Do I need to register for GST?

If your turnover (sales) is more than $60,000 – or you think it will be more $60,000 in any 12-month period – you must register for GST. If your turnover will not be more than $60,000 within a 12-month period, you don’t have to be GST registered, but you can voluntarily register. Talk to us at Switch Accounting about whether voluntary registration will benefit you.

How is GST calculated?

To add GST to an amount, multiply the amount by 1.15. (For example the GST exclusive amount is $100: 100 x 1.15 = $115.)

To calculate the GST exclusive value from the GST inclusive amount, multiply the amount by 20 and divide by 23. (For example, if the GST inclusive amount is $115: 115 x 20 ÷23 = $100.)

How does ACC work?

ACC levies are calculated based on your assessable earnings and an ACC-specified rate, based on the industry you work in. ACC will calculate your levies once your first income tax return is filed with the IRD. They will then invoice you for the past year, as well as the upcoming year, based on what they think your income will be – much the same way as provisional tax works.

What is KiwiSaver and how does it work?

KiwiSaver is a voluntary, work-based savings initiative to help New Zealanders with their long-term saving for retirement. It’s designed to make it easy for people to get into the habit of saving regularly.

If you are self-employed and want to become part of the scheme, you need to choose a KiwiSaver provider and apply directly to them. The scheme provider you choose will advise the IRD that you have joined. You’ll then need to agree with your scheme provider how much you want to contribute.

Switch Accounting is not able to advise you on a suitable scheme provider, but we can introduce you to financial advisors who can help you.

What counts as a claimable expense?

Expenses are generally claimable as a business expense when there is a direct link between that expense and the generation of business income. For example: 

  • Day-to-day business expenditure (such as rent, stationery, power, etc) will normally be deductible. But some expenses (such as entertainment, legal fees and motor vehicles) are subject to specific rules.
  • Expenditure of a capital/asset nature (e.g. the purchase of a new computer) is not fully deductible in the year of purchase, but rather is subject to depreciation.
  • Expenditure of a private or domestic nature is not deductible, except where it forms part of a home office claim.

What home office expenses can I claim?

If you have an office at home, you will be able to claim a portion of your household costs.

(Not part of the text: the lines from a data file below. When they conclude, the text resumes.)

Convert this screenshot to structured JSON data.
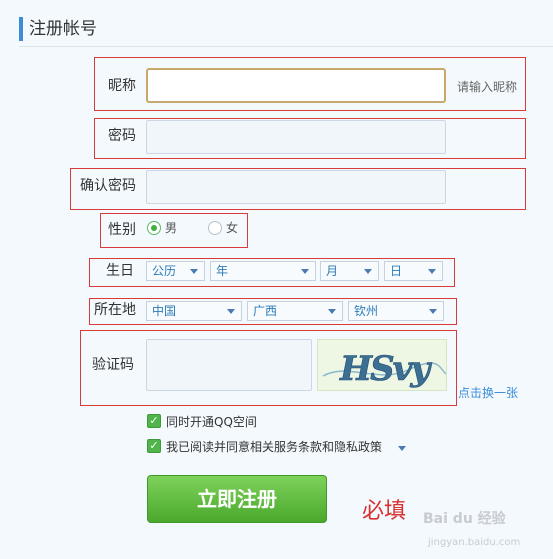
{
  "page": {
    "title": "注册帐号"
  },
  "form": {
    "nickname": {
      "label": "昵称",
      "value": "",
      "hint": "请输入昵称"
    },
    "password": {
      "label": "密码",
      "value": ""
    },
    "confirm_password": {
      "label": "确认密码",
      "value": ""
    },
    "gender": {
      "label": "性别",
      "options": [
        "男",
        "女"
      ],
      "selected": "男"
    },
    "birthday": {
      "label": "生日",
      "calendar": "公历",
      "year": "年",
      "month": "月",
      "day": "日"
    },
    "location": {
      "label": "所在地",
      "country": "中国",
      "province": "广西",
      "city": "钦州"
    },
    "captcha": {
      "label": "验证码",
      "value": "",
      "image_text": "HSvy",
      "refresh_link": "点击换一张"
    },
    "agreements": [
      {
        "label": "同时开通QQ空间",
        "checked": true
      },
      {
        "label": "我已阅读并同意相关服务条款和隐私政策",
        "checked": true
      }
    ],
    "submit_label": "立即注册"
  },
  "annotation": {
    "text": "必填"
  },
  "watermark": {
    "brand": "Bai du 经验",
    "url": "jingyan.baidu.com"
  },
  "colors": {
    "accent": "#3b8dd8",
    "required_box": "#d93a3a",
    "submit": "#5bb53a"
  }
}
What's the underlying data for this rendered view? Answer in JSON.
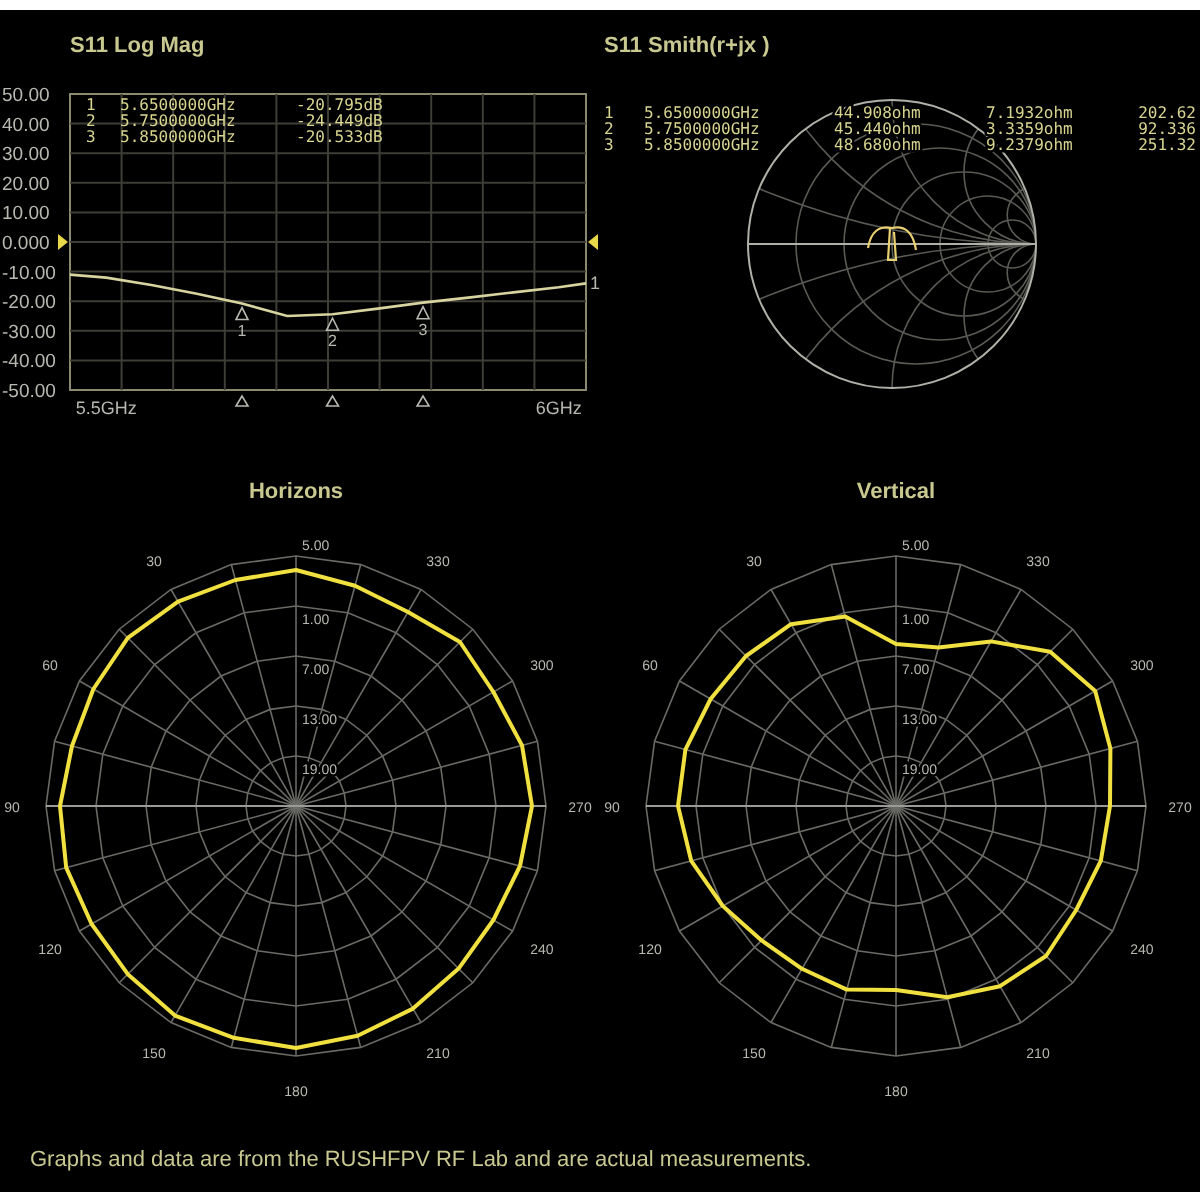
{
  "log_mag": {
    "title": "S11 Log Mag",
    "markers": [
      {
        "number": "1",
        "frequency": "5.6500000GHz",
        "value": "-20.795dB"
      },
      {
        "number": "2",
        "frequency": "5.7500000GHz",
        "value": "-24.449dB"
      },
      {
        "number": "3",
        "frequency": "5.8500000GHz",
        "value": "-20.533dB"
      }
    ],
    "trace_markers": [
      {
        "label": "1"
      },
      {
        "label": "2"
      },
      {
        "label": "3"
      }
    ],
    "trace_end_label": "1",
    "chart_data": {
      "type": "line",
      "x": [
        5.46,
        5.5,
        5.55,
        5.6,
        5.65,
        5.7,
        5.75,
        5.8,
        5.85,
        5.9,
        5.95,
        6,
        6.03
      ],
      "series": [
        {
          "color": "#d8d4a0",
          "values": [
            -11,
            -12,
            -14.5,
            -17.5,
            -20.8,
            -25,
            -24.4,
            -22.5,
            -20.5,
            -18.8,
            -17,
            -15.3,
            -14
          ]
        }
      ],
      "grid": true,
      "xlim": [
        5.46,
        6.03
      ],
      "ylim": [
        -50,
        50
      ],
      "xticks": [
        {
          "value": 5.5,
          "label": "5.5GHz"
        },
        {
          "value": 6,
          "label": "6GHz"
        }
      ],
      "yticks": [
        {
          "value": 50,
          "label": "50.00"
        },
        {
          "value": 40,
          "label": "40.00"
        },
        {
          "value": 30,
          "label": "30.00"
        },
        {
          "value": 20,
          "label": "20.00"
        },
        {
          "value": 10,
          "label": "10.00"
        },
        {
          "value": 0,
          "label": "0.000"
        },
        {
          "value": -10,
          "label": "-10.00"
        },
        {
          "value": -20,
          "label": "-20.00"
        },
        {
          "value": -30,
          "label": "-30.00"
        },
        {
          "value": -40,
          "label": "-40.00"
        },
        {
          "value": -50,
          "label": "-50.00"
        }
      ]
    }
  },
  "smith": {
    "title": "S11 Smith(r+jx )",
    "markers": [
      {
        "number": "1",
        "frequency": "5.6500000GHz",
        "resistance": "44.908ohm",
        "reactance": "7.1932ohm",
        "column_5": "202.62"
      },
      {
        "number": "2",
        "frequency": "5.7500000GHz",
        "resistance": "45.440ohm",
        "reactance": "3.3359ohm",
        "column_5": "92.336"
      },
      {
        "number": "3",
        "frequency": "5.8500000GHz",
        "resistance": "48.680ohm",
        "reactance": "9.2379ohm",
        "column_5": "251.32"
      }
    ]
  },
  "polar_charts": [
    {
      "title": "Horizons",
      "ring_labels": [
        "5.00",
        "1.00",
        "7.00",
        "13.00",
        "19.00"
      ],
      "angle_labels": [
        "30",
        "60",
        "90",
        "120",
        "150",
        "180",
        "210",
        "240",
        "270",
        "300",
        "330"
      ],
      "kind": "horizontal"
    },
    {
      "title": "Vertical",
      "ring_labels": [
        "5.00",
        "1.00",
        "7.00",
        "13.00",
        "19.00"
      ],
      "angle_labels": [
        "30",
        "60",
        "90",
        "120",
        "150",
        "180",
        "210",
        "240",
        "270",
        "300",
        "330"
      ],
      "kind": "vertical"
    }
  ],
  "footer": "Graphs and data are from the RUSHFPV RF Lab and are actual measurements."
}
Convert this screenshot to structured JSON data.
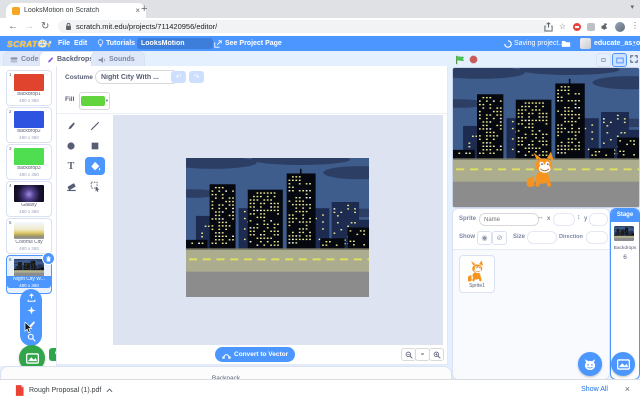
{
  "colors": {
    "accent": "#4C97FF",
    "green": "#31A549",
    "fill_swatch": "#62D53E",
    "logo_orange": "#FFBE2E"
  },
  "browser": {
    "tab_title": "LooksMotion on Scratch",
    "url": "scratch.mit.edu/projects/711420956/editor/",
    "download_file": "Rough Proposal (1).pdf",
    "show_all": "Show All"
  },
  "header": {
    "logo": "SCRATCH",
    "file": "File",
    "edit": "Edit",
    "tutorials": "Tutorials",
    "project_name": "LooksMotion",
    "see_project_page": "See Project Page",
    "saving": "Saving project...",
    "username": "educate_as_one"
  },
  "tabs": {
    "code": "Code",
    "backdrops": "Backdrops",
    "sounds": "Sounds"
  },
  "backdrops": [
    {
      "num": "1",
      "name": "backdrop1",
      "size": "480 x 360"
    },
    {
      "num": "2",
      "name": "backdrop2",
      "size": "480 x 360"
    },
    {
      "num": "3",
      "name": "backdrop3",
      "size": "480 x 360"
    },
    {
      "num": "4",
      "name": "Galaxy",
      "size": "480 x 360"
    },
    {
      "num": "5",
      "name": "Colorful City",
      "size": "480 x 360"
    },
    {
      "num": "6",
      "name": "Night City W...",
      "size": "480 x 360"
    }
  ],
  "paint": {
    "costume_label": "Costume",
    "costume_name": "Night City With ...",
    "fill_label": "Fill",
    "convert_to_vector": "Convert to Vector",
    "choose_backdrop": "Choose a Backdrop",
    "zoom_reset": "="
  },
  "sprite_panel": {
    "sprite": "Sprite",
    "name_placeholder": "Name",
    "x": "x",
    "y": "y",
    "show": "Show",
    "size": "Size",
    "direction": "Direction",
    "sprite1": "Sprite1"
  },
  "stage_panel": {
    "title": "Stage",
    "backdrops_label": "Backdrops",
    "count": "6"
  },
  "backpack_label": "Backpack"
}
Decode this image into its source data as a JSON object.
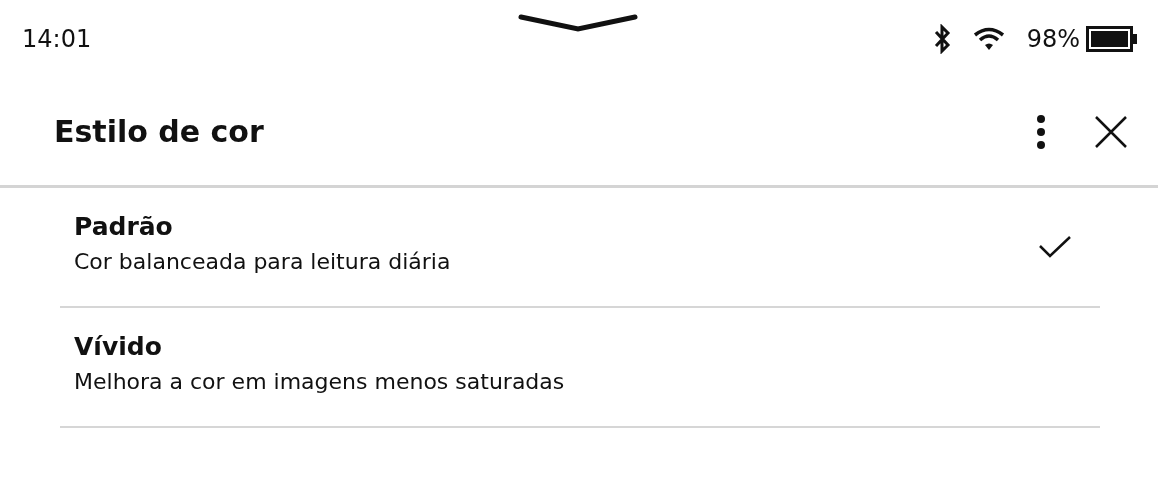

These costs include:

  • Interest costs on your mortgage (but not the principal repayments);
  • Rent;
  • Rates;
  • House insurance (not personal insurance);
  • Repairs and maintenance;
  • Electricity and gas; and
  • Telephone and internet.

The proportion claimed as a tax deduction should reflect the area of the house used for the home office. You can determine the apportionment based on the floor space area used for the office, divided by the total area of the house. For example, if the office is 16m2 and the house is 160 m2, then 10% of the total costs of the house can be used as an expense of the business.

How tricky is it to change accountants?

Contrary to popular belief, it is easy to change accountants. If you are unhappy with your existing accountant, then find out who else is out there. There is no point putting up with any service provider who is not performing. If you want to pop into Switch Accounting or give us a call, we are very happy to talk through how we work and how we might be able to support your business. If you like what you hear, we can take it from there – including contacting your old accountant and organising for your records to be sent direct to us (if that’s your preference).

© 2017 Switch Accounting Limited.